Bridging the Gap

Recently, I have had the opportunity to pitch my new business idea to a group of business leaders. My business is an education center, or a learning lab environment, that will focus on the development of social skills i.e. effective communication, collaboration, building trust, critical thinking, problem solving, and conflict resolution. The twist is that I will be facilitating these skills to both youth and adults by having them work on projects together. During this pitch, one person latched onto a particular topic that has come up again and again and that is the incoming generation into the workforce. “What’s up with kids today? Millennials are the worst.”
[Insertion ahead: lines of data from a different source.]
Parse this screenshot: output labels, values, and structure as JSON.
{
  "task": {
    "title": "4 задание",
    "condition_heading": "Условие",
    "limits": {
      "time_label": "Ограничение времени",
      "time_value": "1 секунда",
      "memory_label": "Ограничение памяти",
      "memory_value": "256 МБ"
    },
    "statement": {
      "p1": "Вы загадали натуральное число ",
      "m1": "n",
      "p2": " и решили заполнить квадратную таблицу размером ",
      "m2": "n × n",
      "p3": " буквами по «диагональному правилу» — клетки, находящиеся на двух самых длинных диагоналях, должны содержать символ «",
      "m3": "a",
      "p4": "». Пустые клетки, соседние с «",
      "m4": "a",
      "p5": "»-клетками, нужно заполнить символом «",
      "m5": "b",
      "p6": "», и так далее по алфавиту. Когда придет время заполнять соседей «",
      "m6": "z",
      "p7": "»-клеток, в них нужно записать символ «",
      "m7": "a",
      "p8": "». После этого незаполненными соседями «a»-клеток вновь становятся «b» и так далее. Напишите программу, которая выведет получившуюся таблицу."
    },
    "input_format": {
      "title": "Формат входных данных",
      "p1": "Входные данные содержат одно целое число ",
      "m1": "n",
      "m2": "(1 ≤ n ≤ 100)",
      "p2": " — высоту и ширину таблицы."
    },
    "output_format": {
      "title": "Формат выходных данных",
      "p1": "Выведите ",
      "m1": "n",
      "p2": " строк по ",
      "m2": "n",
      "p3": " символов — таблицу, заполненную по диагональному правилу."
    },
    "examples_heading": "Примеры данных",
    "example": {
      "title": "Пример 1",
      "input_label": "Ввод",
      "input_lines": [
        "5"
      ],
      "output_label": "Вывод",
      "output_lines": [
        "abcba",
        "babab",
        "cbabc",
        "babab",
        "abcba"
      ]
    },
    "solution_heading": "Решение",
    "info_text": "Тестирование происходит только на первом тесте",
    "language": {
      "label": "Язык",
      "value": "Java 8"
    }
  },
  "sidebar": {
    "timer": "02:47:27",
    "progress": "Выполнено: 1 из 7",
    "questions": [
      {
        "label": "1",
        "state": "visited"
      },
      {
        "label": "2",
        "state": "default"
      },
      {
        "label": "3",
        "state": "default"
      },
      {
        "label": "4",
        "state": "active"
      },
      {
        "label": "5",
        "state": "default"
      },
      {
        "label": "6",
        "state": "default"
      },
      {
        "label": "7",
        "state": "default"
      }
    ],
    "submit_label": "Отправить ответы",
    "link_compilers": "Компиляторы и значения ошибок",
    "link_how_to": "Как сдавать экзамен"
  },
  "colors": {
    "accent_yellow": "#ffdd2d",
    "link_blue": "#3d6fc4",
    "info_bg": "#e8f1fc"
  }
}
Millennials are already in the workforce and have been for the past 10 to 15 years. In that time, a shift has started to occur where those Millennials are changing the way people work. They are starting their own businesses and getting contracted out by larger companies that once housed these positions internally. With the advances of technology, a startup’s reach is global making them successful in their endeavors. With this group of people leaving the traditional workspace, businesses are starting to look at why they are choosing to branch out on their own, why they are choosing risk over stability. Through surveys and testing, words like employee engagement, emotional intelligence, innovation, communication, and collaboration have become buzzwords. Gaps in the educational system and workforce readiness have been identified. The question now is “What’s next?” What are we doing to fix this?

I do believe that the real concern is for the youngest of generations, Generation Z. Those that are still working their way through secondary and post-secondary school. Those that may have part-time jobs or internships. It is a generation that knows only of a world with technology and it is shows as they sit hunched over next to their friend texting to other friends in complete silence. Now, an observer might say at this point that adults have been known to do this too and to that I say, that’s the point of this article.

Let’s step back for a second and consider human development. We are not born with morals and values, we learn them. We first learn right from wrong from our parents, guardians, and family members. Afterwards, we go to school and begin learning them from teachers. During the years of puberty, our peers provide us with our moral compass, and we hope that our children are friends with others who have been brought up with good morals and values. Every step of the way we collect data and store it when finally, as an adult, we become an accumulation of our life experiences, our environment. Depending on our life experiences we struggle or learn to cope and then we contribute to the life cycle by being examples for the younger generations.

So, for those who are asking the question, “What’s wrong with kids today?” I ask, no implore you to remember that these kids are a product of their environment and that includes you. There is a very apparent generational gap between the Baby Boomers and Generation Z where both parties are participating in a metaphorical eye roll. In true middle child fashion, as a Millennial in the middle, I ask both sides to unclench their fists long enough to figure out a way to work together. Resolution can only be achieved by putting aside our egos and realizing both sides have a role to play, a responsibility in “fixing” this problem. Now is the time to start bridging that generational gap to understanding and empathy. Both sides have so much to offer and learn from one another. I can see it, can you?